A recent study looking at severe cases of intellectual disability caused by genetic defects found that many cases may actually not be inherited, but the result of random mutations. The small-scale study reportedly looked at the genetic makeup of 51 children, both of their parents and a control group. What researchers found is that, in at least 55 percent of those cases, there was no evidence that either parent carried faulty genes responsible for the disability.
The findings are somewhat of a relief for parents of children born with a severe mental disability, who may be concerned about having another child with the same condition. As one of the researchers pointed out, the average chances of having another child with the same disability are usually estimated to be 8 percent. The probability decreases dramatically, however, in cases where a random mutation is to blame.
Other researchers have pointed out potential oversights of the study, but have also noted that it does help explain why the frequency of children born with intellectual disabilities remains stabled at around 2 percent, which would be difficult to understand in light of the fact that most people with intellectual disabilities are less likely to have children.
People with intellectual disabilities can become eligible for Social Security disability benefits. In putting together an application for these conditions, it is important to do so in as thorough a manner as possible. The Social Security Administration has specific requirements and preferences regarding the kind of evidence it is looking for and the sources of that evidence.
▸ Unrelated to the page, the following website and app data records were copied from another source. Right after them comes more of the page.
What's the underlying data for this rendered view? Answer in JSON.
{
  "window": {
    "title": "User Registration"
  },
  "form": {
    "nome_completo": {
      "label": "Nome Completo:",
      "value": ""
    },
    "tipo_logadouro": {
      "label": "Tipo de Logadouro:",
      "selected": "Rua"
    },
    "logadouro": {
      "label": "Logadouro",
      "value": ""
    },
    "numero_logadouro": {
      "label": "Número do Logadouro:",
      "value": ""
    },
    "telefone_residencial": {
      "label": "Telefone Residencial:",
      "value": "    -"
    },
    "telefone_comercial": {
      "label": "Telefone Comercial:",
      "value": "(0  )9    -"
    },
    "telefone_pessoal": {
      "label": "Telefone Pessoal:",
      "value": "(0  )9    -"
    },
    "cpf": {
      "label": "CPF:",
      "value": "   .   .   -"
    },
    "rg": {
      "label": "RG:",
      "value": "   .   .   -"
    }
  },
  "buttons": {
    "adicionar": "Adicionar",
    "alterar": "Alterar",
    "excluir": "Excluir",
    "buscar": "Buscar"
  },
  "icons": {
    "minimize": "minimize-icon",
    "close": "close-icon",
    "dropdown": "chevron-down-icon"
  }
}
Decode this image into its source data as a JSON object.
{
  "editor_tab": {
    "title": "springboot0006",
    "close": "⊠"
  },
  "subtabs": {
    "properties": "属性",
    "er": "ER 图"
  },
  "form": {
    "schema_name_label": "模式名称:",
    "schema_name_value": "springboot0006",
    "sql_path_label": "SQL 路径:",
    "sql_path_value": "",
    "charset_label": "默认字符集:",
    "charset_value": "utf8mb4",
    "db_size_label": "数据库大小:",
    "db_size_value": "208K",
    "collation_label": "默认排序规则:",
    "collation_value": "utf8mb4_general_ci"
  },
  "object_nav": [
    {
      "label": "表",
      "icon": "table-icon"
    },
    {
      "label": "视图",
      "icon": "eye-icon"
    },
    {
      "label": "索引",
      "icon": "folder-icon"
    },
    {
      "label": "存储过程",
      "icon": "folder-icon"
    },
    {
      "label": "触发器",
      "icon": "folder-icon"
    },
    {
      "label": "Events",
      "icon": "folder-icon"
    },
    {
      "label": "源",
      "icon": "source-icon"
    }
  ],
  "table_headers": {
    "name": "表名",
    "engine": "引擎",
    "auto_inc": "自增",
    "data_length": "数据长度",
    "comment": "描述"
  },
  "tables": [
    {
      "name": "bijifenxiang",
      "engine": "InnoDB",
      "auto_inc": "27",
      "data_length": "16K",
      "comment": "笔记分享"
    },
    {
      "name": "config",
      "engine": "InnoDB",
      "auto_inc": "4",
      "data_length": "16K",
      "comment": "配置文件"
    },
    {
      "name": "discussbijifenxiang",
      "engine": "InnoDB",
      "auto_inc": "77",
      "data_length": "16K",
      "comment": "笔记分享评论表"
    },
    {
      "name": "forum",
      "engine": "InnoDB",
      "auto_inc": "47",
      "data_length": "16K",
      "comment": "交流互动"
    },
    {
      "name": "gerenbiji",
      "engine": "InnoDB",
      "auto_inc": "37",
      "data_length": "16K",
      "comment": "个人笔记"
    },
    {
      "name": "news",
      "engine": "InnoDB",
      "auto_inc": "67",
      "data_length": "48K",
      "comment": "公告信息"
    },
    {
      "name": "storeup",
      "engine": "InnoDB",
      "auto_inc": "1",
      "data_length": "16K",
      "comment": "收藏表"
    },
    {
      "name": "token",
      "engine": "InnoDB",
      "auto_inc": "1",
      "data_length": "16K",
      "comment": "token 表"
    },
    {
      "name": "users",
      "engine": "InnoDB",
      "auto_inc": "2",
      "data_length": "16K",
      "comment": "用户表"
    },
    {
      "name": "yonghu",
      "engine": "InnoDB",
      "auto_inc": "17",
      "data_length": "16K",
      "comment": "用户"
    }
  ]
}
Having an advocate through the application process is a great help, particularly if an appeal becomes necessary.
Source: USA Today, "Gene mutations blamed for many mental disabilities," September 27, 2012.